:: EXERCISE INPUTS
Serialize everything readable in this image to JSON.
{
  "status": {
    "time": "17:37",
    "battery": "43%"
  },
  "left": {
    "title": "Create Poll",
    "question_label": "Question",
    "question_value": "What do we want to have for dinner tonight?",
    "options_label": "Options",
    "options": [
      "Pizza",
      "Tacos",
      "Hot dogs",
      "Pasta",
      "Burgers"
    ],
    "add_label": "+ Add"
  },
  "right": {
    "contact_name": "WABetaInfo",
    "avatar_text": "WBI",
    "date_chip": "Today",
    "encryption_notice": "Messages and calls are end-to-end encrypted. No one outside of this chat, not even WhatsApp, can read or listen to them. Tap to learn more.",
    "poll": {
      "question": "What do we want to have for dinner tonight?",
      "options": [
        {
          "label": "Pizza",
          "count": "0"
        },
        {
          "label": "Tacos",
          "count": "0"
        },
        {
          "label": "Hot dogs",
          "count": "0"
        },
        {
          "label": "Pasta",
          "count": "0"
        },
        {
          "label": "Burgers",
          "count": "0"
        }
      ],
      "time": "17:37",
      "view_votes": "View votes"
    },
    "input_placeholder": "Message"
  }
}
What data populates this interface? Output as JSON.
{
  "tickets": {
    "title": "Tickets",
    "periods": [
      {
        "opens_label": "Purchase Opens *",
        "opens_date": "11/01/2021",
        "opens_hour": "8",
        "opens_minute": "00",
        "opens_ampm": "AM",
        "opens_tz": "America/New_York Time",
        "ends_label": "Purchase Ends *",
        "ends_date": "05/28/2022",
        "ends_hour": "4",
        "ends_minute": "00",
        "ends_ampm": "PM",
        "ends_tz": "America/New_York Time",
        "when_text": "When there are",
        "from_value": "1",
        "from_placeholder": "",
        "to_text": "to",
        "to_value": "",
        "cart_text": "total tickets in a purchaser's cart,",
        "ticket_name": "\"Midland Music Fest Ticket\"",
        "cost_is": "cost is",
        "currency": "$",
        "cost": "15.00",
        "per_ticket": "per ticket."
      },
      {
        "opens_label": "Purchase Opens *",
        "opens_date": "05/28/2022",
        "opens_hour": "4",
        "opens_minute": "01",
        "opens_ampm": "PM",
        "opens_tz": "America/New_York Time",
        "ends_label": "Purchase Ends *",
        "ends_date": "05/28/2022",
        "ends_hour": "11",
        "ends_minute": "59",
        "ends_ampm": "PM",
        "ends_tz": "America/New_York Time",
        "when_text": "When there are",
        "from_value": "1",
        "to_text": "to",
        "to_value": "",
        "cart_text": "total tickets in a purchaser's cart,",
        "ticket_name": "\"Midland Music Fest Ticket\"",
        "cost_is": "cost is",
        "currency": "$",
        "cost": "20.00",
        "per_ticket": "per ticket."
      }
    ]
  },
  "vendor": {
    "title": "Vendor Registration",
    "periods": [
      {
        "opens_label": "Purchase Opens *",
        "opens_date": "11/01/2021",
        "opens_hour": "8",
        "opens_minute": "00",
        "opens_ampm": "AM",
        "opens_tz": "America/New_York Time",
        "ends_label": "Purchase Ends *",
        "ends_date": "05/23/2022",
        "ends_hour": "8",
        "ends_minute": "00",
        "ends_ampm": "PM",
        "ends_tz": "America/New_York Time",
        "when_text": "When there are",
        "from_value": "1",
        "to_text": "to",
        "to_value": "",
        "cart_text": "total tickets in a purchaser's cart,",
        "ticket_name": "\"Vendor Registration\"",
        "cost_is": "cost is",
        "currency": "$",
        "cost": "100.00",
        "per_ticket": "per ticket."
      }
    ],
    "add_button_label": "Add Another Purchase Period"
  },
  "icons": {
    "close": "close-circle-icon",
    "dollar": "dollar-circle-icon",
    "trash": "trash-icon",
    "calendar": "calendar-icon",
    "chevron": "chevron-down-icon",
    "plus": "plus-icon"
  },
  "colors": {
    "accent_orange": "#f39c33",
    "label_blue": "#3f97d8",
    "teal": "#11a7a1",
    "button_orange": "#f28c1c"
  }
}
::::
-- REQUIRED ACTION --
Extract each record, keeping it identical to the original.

-- EXERCISE OUTPUT --
Serialize everything readable in this image to JSON.
{
  "status": {
    "time": "17:37",
    "battery": "43%"
  },
  "left": {
    "title": "Create Poll",
    "question_label": "Question",
    "question_value": "What do we want to have for dinner tonight?",
    "options_label": "Options",
    "options": [
      "Pizza",
      "Tacos",
      "Hot dogs",
      "Pasta",
      "Burgers"
    ],
    "add_label": "+ Add"
  },
  "right": {
    "contact_name": "WABetaInfo",
    "avatar_text": "WBI",
    "date_chip": "Today",
    "encryption_notice": "Messages and calls are end-to-end encrypted. No one outside of this chat, not even WhatsApp, can read or listen to them. Tap to learn more.",
    "poll": {
      "question": "What do we want to have for dinner tonight?",
      "options": [
        {
          "label": "Pizza",
          "count": "0"
        },
        {
          "label": "Tacos",
          "count": "0"
        },
        {
          "label": "Hot dogs",
          "count": "0"
        },
        {
          "label": "Pasta",
          "count": "0"
        },
        {
          "label": "Burgers",
          "count": "0"
        }
      ],
      "time": "17:37",
      "view_votes": "View votes"
    },
    "input_placeholder": "Message"
  }
}
What data populates this interface? Output as JSON.
{
  "tickets": {
    "title": "Tickets",
    "periods": [
      {
        "opens_label": "Purchase Opens *",
        "opens_date": "11/01/2021",
        "opens_hour": "8",
        "opens_minute": "00",
        "opens_ampm": "AM",
        "opens_tz": "America/New_York Time",
        "ends_label": "Purchase Ends *",
        "ends_date": "05/28/2022",
        "ends_hour": "4",
        "ends_minute": "00",
        "ends_ampm": "PM",
        "ends_tz": "America/New_York Time",
        "when_text": "When there are",
        "from_value": "1",
        "from_placeholder": "",
        "to_text": "to",
        "to_value": "",
        "cart_text": "total tickets in a purchaser's cart,",
        "ticket_name": "\"Midland Music Fest Ticket\"",
        "cost_is": "cost is",
        "currency": "$",
        "cost": "15.00",
        "per_ticket": "per ticket."
      },
      {
        "opens_label": "Purchase Opens *",
        "opens_date": "05/28/2022",
        "opens_hour": "4",
        "opens_minute": "01",
        "opens_ampm": "PM",
        "opens_tz": "America/New_York Time",
        "ends_label": "Purchase Ends *",
        "ends_date": "05/28/2022",
        "ends_hour": "11",
        "ends_minute": "59",
        "ends_ampm": "PM",
        "ends_tz": "America/New_York Time",
        "when_text": "When there are",
        "from_value": "1",
        "to_text": "to",
        "to_value": "",
        "cart_text": "total tickets in a purchaser's cart,",
        "ticket_name": "\"Midland Music Fest Ticket\"",
        "cost_is": "cost is",
        "currency": "$",
        "cost": "20.00",
        "per_ticket": "per ticket."
      }
    ]
  },
  "vendor": {
    "title": "Vendor Registration",
    "periods": [
      {
        "opens_label": "Purchase Opens *",
        "opens_date": "11/01/2021",
        "opens_hour": "8",
        "opens_minute": "00",
        "opens_ampm": "AM",
        "opens_tz": "America/New_York Time",
        "ends_label": "Purchase Ends *",
        "ends_date": "05/23/2022",
        "ends_hour": "8",
        "ends_minute": "00",
        "ends_ampm": "PM",
        "ends_tz": "America/New_York Time",
        "when_text": "When there are",
        "from_value": "1",
        "to_text": "to",
        "to_value": "",
        "cart_text": "total tickets in a purchaser's cart,",
        "ticket_name": "\"Vendor Registration\"",
        "cost_is": "cost is",
        "currency": "$",
        "cost": "100.00",
        "per_ticket": "per ticket."
      }
    ],
    "add_button_label": "Add Another Purchase Period"
  },
  "icons": {
    "close": "close-circle-icon",
    "dollar": "dollar-circle-icon",
    "trash": "trash-icon",
    "calendar": "calendar-icon",
    "chevron": "chevron-down-icon",
    "plus": "plus-icon"
  },
  "colors": {
    "accent_orange": "#f39c33",
    "label_blue": "#3f97d8",
    "teal": "#11a7a1",
    "button_orange": "#f28c1c"
  }
}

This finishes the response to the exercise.